School of Medicine

Trinity College Dublin

Email Address:Email hidden; Javascript is required.

Research Fields
  • neuroscience and mental health
Postgrad Medical Specialties
  • Medicine
Medical Subspecialties
  • Neurology
My Work

My main area of interest is the association between the immune response to Epstein Barr Virus and multiple sclerosis. We recently explored this idea in a study by developing a blood test to measure the inflammatory response. This was done by stimulating a whole blood sample with EBNA-1. Pubmed ID: 38547427. Past work includes spinal cord MRI, widefield retinal testing and identification of cortical lesions on MRI.

Potential Projects

Multiple sclerosis (MS) is an autoimmune disease that results in the removal of the myelin coating on nerves. People with MS are also living longer than before, and additionally, there is an increase in late-onset presentations (>50 years). Both of these factors emphasise the importance of age in MS pathogenesis given that it is the most important risk factor for the progression of the disease.

Despite this, the cause of later onset MS and progression are not yet fully understood but may relate to a process known as inflammageing. This can occur in older adults without any known neurological disease and results in inflammatory changes in the immune system. Given that dysregulated inflammatory responses are at the heart of MS pathogenesis, there is an urgent need to further understand the relationship between inflammageing and MS.

Three important questions arise in the MS clinic in an ageing cohort. Firstly, how aggressively to treat the disease with later onset? Secondly, why do older people have a lesser response to disease-modifying therapies? Thirdly, when is it possible to safely stop MS medications in an ageing immune system?

To address these important questions that we regularly face in the MS clinic, we propose developing a study to obtain a deeper understanding of how the ageing process affects immune function in people with MS. This would be with the central hypothesis that increased biological age leads to decreased viral control of EBV and leads to disease progression with downstream neurological dysfunction.

In addition to age other biological factors will be considered in terms of their impact on the immune response to EBV as well as quantifying the extent of pathology arising from MS in this context.

Emerging Supervisor

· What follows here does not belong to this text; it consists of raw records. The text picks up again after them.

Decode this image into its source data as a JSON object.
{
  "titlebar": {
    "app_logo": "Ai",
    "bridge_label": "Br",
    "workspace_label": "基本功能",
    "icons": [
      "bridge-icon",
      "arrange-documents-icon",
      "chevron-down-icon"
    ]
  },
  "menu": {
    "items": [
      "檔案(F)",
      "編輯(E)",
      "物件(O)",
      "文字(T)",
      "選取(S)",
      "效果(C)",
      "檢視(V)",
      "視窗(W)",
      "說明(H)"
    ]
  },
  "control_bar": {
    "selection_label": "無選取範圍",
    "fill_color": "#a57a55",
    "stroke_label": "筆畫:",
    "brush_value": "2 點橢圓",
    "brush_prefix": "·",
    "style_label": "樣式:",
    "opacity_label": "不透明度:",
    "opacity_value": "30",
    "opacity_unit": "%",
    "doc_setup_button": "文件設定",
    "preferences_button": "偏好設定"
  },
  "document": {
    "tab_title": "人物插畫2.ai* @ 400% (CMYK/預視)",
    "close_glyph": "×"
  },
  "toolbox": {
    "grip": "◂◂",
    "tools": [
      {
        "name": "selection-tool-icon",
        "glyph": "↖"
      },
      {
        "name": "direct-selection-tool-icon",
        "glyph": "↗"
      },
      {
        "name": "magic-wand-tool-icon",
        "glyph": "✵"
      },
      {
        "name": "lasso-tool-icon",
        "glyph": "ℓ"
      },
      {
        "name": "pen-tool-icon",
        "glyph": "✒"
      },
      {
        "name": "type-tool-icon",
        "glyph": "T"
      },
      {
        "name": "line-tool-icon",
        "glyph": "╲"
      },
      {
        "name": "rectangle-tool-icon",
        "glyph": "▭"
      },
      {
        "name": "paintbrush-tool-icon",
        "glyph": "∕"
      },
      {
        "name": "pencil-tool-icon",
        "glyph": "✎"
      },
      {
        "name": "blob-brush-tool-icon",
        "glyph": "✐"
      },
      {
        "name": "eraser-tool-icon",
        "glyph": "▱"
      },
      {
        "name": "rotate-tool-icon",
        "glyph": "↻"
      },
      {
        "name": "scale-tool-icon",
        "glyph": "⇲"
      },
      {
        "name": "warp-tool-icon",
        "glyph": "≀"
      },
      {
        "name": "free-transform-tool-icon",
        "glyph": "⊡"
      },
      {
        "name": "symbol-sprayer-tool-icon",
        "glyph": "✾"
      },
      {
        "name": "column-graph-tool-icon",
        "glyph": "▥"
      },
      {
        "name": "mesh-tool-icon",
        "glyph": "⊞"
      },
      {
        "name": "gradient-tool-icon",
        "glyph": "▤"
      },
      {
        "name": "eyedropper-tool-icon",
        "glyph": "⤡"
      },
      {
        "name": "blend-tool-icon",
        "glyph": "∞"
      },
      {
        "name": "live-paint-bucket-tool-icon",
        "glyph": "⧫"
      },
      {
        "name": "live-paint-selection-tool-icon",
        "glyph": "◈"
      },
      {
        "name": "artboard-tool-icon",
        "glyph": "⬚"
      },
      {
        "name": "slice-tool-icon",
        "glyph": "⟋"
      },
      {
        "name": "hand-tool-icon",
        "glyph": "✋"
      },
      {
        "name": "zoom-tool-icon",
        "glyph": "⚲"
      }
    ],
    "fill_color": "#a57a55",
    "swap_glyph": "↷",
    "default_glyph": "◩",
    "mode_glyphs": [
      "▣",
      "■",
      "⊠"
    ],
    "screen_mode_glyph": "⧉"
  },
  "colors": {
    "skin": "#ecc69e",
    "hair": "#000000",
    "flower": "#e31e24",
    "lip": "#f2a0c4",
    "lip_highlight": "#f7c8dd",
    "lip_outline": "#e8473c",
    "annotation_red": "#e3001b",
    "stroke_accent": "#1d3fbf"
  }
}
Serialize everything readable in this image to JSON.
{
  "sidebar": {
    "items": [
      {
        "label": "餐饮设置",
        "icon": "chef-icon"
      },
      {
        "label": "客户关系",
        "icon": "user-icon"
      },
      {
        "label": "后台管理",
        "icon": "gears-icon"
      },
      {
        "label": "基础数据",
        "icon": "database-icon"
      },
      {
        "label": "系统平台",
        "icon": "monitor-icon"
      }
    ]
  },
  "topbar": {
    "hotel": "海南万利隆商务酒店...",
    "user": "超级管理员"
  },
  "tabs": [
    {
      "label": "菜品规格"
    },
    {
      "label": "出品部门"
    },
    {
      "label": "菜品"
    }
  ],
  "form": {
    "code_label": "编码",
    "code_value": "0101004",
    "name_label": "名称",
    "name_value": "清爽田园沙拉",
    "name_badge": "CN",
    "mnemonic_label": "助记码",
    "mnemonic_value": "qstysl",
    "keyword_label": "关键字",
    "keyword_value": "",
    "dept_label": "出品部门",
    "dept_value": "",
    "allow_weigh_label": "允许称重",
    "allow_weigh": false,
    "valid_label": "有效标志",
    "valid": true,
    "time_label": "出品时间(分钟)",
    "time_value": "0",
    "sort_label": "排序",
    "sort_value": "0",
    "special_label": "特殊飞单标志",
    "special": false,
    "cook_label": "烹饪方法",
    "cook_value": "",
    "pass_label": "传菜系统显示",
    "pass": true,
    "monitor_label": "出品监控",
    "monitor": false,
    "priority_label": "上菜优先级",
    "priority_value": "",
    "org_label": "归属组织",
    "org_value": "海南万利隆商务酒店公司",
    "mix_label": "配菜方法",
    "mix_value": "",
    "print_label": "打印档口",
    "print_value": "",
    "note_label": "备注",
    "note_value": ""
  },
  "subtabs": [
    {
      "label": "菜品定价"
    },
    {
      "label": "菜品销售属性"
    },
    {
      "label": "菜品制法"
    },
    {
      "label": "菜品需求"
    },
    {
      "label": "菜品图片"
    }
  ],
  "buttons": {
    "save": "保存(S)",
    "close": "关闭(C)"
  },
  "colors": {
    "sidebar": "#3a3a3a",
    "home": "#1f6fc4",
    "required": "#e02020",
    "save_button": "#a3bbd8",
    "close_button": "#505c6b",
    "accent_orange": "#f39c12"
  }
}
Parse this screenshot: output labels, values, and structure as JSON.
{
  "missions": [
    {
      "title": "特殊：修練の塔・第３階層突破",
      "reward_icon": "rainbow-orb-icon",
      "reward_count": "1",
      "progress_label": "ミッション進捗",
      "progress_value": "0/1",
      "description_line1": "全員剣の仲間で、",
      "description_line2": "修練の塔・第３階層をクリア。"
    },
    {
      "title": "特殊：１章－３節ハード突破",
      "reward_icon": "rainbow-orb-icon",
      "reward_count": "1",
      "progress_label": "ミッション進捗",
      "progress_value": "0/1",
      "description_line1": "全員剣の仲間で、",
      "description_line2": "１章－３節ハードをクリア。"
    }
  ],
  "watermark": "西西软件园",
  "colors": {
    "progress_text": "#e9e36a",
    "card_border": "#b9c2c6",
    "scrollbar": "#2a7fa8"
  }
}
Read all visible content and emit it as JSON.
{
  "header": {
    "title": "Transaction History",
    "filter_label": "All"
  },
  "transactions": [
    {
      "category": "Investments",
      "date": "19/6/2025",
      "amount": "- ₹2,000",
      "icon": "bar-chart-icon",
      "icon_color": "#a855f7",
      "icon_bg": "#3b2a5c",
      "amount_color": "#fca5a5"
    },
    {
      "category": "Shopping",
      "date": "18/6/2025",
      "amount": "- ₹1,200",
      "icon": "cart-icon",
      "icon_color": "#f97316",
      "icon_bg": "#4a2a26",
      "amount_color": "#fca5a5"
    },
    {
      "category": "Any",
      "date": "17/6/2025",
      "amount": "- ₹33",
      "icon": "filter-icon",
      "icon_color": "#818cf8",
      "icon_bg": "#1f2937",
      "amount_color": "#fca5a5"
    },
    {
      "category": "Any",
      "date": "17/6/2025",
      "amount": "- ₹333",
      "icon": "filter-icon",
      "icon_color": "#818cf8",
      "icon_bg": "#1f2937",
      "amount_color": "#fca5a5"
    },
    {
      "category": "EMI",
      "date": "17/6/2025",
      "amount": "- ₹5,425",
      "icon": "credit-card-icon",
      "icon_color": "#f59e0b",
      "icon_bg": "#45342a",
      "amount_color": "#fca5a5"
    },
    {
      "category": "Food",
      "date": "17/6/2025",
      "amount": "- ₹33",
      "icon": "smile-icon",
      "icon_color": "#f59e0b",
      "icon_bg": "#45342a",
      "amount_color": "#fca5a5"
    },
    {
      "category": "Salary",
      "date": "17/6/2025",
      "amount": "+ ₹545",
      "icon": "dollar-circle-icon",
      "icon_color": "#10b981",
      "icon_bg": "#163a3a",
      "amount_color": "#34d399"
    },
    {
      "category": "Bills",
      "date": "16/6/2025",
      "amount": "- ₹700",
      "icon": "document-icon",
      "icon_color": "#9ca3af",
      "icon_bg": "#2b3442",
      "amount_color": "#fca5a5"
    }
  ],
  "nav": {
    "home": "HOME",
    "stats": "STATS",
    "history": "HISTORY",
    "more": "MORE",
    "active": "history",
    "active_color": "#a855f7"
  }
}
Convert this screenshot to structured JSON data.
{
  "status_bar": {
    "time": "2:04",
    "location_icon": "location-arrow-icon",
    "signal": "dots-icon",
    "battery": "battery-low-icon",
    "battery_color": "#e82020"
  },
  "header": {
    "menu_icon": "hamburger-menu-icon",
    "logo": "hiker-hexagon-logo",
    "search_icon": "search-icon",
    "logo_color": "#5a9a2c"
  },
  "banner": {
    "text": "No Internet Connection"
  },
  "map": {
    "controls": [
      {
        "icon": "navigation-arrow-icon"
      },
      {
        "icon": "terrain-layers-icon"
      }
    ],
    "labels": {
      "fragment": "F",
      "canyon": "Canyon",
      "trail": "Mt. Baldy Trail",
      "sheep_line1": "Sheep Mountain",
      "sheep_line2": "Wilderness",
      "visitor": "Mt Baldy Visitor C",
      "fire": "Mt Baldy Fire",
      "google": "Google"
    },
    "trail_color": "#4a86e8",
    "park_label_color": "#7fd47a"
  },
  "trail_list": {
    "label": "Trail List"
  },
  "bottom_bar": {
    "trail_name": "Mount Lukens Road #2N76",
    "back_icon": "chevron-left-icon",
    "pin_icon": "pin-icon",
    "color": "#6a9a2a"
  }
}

Dr Nollaig Bourke, Ussher Assistant Professor in Inflammageing in Trinity College Dublin and an Adjunct Research Fellow with the Hudson Institute of Medical Research/Monash University in Melbourne, Australia